1. 24
  1.  

  2. 7

    Has anyone submitted anything in the past? What’s the most comfortable framework for making games in Lisp/Scheme/etc? I ask as a curious person who is looking for a hygienic framework for creating games in. My issue is finding something that’s easy to cross-compile for other platforms (eg. I use Linux, but would want to compile for Windows friends). I have been mulling over Lua/love2d for a while but never committed since I would prefer a Lisp environment.

    1. 13

      You might like https://fennel-lang.org/

      1. 15

        I have participated in every one since 2018 using Fennel. The easiest way to get started IMO is using TIC-80 which has built-in support for Fennel and lets you publish your games to play in the browser, so no downloads are required: https://tic80.com

        Targeting love2d is another popular choice tho. It’s a lot more complex than TIC-80 but it also offers a lot more flexibility: https://love2d.org It’s harder to get love2d games to run in the browser but still really easy to cross-compile from Linux to Windows.

        (disclaimer: Fennel lead developer here)

        1. 4

          There’s even a starter kit for Love2D and Fennel

          https://gitlab.com/alexjgriffith/min-love2d-fennel

      2. 7

        Hello, jam organizer here. There have been lots of submissions from a variety of different Lisps in the past. You can check out the past jams on our wiki. Fennel seems to be a popular choice each jam, but I can’t say much more than that, as I am a diehard Common Lisp user :) For Common Lisp, there are a lot of partial solutions, as most people seem to be focused on building extremely general game engines rather than focused engines for a particular game/genre. This is expected in a way, as Common Lisp is extrememly performant, and there is no reason we need to be confined to C++ etc with Unity/Unreal/Godot…it just isn’t there yet though. I have been working towards that for a good 10 years now…but nothing worth announcing yet…anyway have fun regardless of which dialect you decide on!

        1. 1

          Thank you! I appreciate the insight. I have indeed looked at Godot in the past but felt it was too much for me to take on. I definitely want to try something out in Common Lisp, so the wiki you linked looks like a great place for me to start doing some research. Thank you for organizing this event!

        2. 5

          For 2D in Common Lisp, popular choices are Sketch and trivial-gamekit (apologies for self-plug). I, as an author of the latter framework, use travis/appveyor/github actions CI solutions to make builds for different platforms. If there would be any interest, I probably can arrange github action for building gamekit-based stuff for Linux and Windows.

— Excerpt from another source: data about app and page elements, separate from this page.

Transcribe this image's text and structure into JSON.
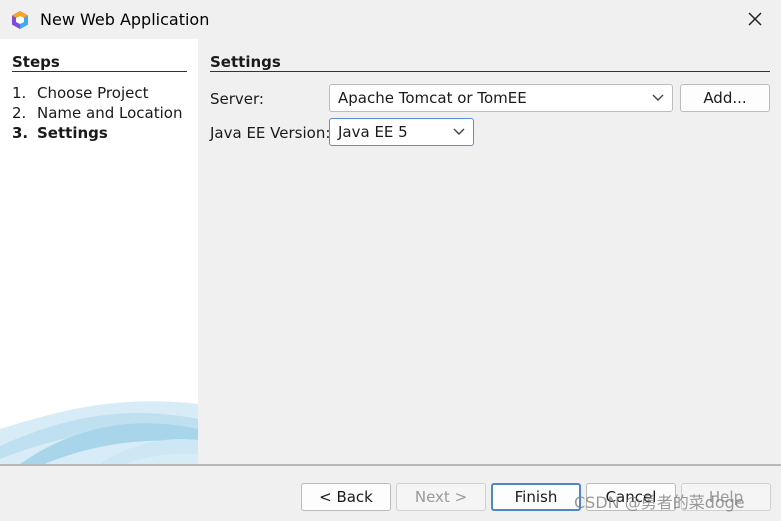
{
  "window": {
    "title": "New Web Application"
  },
  "steps": {
    "title": "Steps",
    "items": [
      {
        "num": "1.",
        "label": "Choose Project"
      },
      {
        "num": "2.",
        "label": "Name and Location"
      },
      {
        "num": "3.",
        "label": "Settings"
      }
    ]
  },
  "settings": {
    "title": "Settings",
    "server_label": "Server:",
    "server_value": "Apache Tomcat or TomEE",
    "add_button": "Add...",
    "javaee_label": "Java EE Version:",
    "javaee_value": "Java EE 5"
  },
  "footer": {
    "back": "< Back",
    "next": "Next >",
    "finish": "Finish",
    "cancel": "Cancel",
    "help": "Help"
  },
  "watermark": "CSDN @勇者的菜doge"
}
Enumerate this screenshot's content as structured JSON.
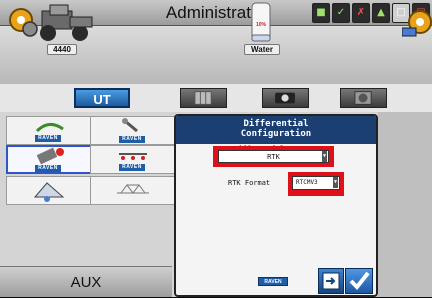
{
  "header": {
    "title": "Administrator",
    "status_icons": [
      "iso-icon",
      "gps-icon",
      "alert-icon",
      "gps-signal-icon",
      "lightbar-icon",
      "display-icon"
    ]
  },
  "machine": {
    "tractor_label": "4440",
    "tank_label": "Water",
    "tank_percent": "10%"
  },
  "tabs": [
    {
      "label": "UT",
      "active": true
    },
    {
      "label": "",
      "icon": "map-icon"
    },
    {
      "label": "",
      "icon": "camera-icon"
    },
    {
      "label": "",
      "icon": "gauge-icon"
    }
  ],
  "left_panel": {
    "badges": [
      "RAVEN",
      "RAVEN",
      "RAVEN",
      "RAVEN"
    ],
    "aux_label": "AUX"
  },
  "dialog": {
    "title_line1": "Differential",
    "title_line2": "Configuration",
    "source_label": "Differential Source:",
    "source_value": "RTK",
    "format_label": "RTK Format",
    "format_value": "RTCMV3",
    "brand": "RAVEN",
    "highlight_color": "#e0101a"
  }
}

But otherwise, there exist examples for how to do that with travis and appveyor.

          1. 4

            Thank you! I don’t mind the self-plug, in fact I’m more inclined to check out your project for responding to my question! I will totally look into your library to see how it works now!

          2. 5

            Perhaps you might like CHICKEN; it is straightforward to compile static binaries, and cross-compiling to Windows (mingw) from Linux is also supported. There’s hypergiant, a game development toolkit, and on IRC you’ll find a few people interested in game writing too. In CHICKEN 4 we used to have a love2d-inspired framework called doodle, which shouldn’t be too hard to port to CHICKEN 5.

            1. 2

              I have been doing a bit of practice with Chicken and trying to get familiar with that environment. The cross-compiling is very appealing to me and I was actively looking at hypergiant. I might have to give that another shot!

          3. 6

            I plan on entering using Janet’s raylib bindings

            Dunno how far I will get but I’m excited to take them all for a spin!

            1. 6

              Oooooo, I should join this. By mid-October I will probably be ready for a break from programming language design stuff again, and ten days is an intriguing length of time for a game jam. More than the 48-hour sprints that I’m used to, but less than a month-long endurance run.

              I am intrigued by the mention of Janet+Raylib, but Rule One of a game jam is “don’t use it to learn totally new technology”, so I think that this time Fennel+Love2D is a better choice. I, uh, still don’t know Fennel, but I know Lua vaguely well and I’m very familiar with Love2D, so it will hopefully take a lot less time to get myself up to speed. Anyone have any good suggestions for an ECS lib written in Lua or Fennel, or are such things less necessary in a dynamically typed language?

              1. 2

                I, uh, still don’t know Fennel, but I know Lua vaguely well

                You should have no trouble picking up Fennel. If you have some example Lua code and you want to see what it would look like in Fennel, there’s a reverse compiler available: https://fennel-lang.org/see (It might not always give an idiomatic result, for instance no pattern matching or destructuring, but it should be enough to give you the general gist.)

                Anyone have any good suggestions for an ECS lib written in Lua or Fennel, or are such things less necessary in a dynamically typed language?

                There’s a bunch of entity-component systems in Lua that you can use trivially from Fennel, including one (written in Lua) by the original author of Fennel: https://github.com/bakpakin/tiny-ecs

                However, for the type of game that is typically created during a game jam, an ECS usually doesn’t provide enough benefit to justify its overhead.